▶ **WORK ORDER**
Go through the data below and copy each line where the word "this" occurs.

[[ SUPPLIED DATA, beginning ]]

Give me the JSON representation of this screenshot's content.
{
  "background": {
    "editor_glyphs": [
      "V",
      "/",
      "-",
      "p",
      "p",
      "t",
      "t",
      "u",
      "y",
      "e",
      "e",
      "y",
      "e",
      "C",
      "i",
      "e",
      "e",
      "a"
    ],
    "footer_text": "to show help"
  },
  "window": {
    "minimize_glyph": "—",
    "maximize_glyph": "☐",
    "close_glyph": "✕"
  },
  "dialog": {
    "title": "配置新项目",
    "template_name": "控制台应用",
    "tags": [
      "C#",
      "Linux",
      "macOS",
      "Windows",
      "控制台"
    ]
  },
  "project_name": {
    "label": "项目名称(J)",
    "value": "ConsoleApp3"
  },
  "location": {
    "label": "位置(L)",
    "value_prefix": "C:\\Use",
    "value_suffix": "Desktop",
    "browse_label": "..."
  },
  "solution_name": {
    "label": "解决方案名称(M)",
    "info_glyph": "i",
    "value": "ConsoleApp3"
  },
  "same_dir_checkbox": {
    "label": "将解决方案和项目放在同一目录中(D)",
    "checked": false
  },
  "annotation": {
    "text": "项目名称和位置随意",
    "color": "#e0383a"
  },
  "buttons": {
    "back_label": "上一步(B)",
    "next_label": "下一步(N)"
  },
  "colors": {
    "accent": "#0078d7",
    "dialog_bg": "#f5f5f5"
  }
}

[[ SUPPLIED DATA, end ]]
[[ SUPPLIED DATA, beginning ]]

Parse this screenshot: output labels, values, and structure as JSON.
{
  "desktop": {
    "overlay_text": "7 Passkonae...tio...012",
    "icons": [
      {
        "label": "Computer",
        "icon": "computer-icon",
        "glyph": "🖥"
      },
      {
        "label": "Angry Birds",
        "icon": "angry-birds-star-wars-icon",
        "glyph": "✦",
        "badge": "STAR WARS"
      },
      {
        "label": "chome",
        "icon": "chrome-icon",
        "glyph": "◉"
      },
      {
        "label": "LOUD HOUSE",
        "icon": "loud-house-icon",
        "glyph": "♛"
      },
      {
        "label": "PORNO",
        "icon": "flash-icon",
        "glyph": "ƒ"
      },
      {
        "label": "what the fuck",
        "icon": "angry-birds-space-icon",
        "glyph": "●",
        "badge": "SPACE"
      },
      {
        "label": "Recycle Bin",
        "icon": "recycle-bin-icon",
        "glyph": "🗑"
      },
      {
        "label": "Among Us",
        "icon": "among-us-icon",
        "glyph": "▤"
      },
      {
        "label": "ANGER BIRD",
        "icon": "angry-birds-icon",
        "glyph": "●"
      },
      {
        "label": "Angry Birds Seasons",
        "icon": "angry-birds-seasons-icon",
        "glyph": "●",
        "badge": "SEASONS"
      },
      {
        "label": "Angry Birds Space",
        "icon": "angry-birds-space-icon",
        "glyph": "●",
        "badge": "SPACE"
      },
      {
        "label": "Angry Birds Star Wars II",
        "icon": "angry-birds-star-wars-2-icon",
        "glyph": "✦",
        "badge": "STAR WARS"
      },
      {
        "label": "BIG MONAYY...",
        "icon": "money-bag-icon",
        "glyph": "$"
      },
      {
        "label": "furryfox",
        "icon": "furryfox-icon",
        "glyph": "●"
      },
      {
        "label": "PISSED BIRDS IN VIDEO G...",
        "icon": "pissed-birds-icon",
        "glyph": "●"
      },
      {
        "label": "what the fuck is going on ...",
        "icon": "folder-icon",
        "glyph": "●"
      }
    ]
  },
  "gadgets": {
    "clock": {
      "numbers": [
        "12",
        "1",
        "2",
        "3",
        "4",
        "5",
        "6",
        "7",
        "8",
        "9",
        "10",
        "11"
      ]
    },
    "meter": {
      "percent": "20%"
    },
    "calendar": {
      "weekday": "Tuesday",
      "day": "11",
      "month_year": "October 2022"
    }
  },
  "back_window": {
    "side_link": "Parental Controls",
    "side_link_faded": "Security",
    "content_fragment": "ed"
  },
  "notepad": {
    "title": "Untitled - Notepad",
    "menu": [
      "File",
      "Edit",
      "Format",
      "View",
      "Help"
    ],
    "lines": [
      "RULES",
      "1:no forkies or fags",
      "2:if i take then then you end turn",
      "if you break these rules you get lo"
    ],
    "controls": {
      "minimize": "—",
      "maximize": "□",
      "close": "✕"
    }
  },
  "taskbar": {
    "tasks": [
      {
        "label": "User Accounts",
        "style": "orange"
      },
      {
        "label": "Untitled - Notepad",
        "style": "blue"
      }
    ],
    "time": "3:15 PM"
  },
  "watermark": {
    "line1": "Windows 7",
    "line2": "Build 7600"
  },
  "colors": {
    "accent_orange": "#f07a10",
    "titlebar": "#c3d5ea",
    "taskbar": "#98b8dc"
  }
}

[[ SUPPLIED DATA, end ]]

▶ **ANSWER SPACE**
Give me the JSON representation of this screenshot's content.
Parse this screenshot: output labels, values, and structure as JSON.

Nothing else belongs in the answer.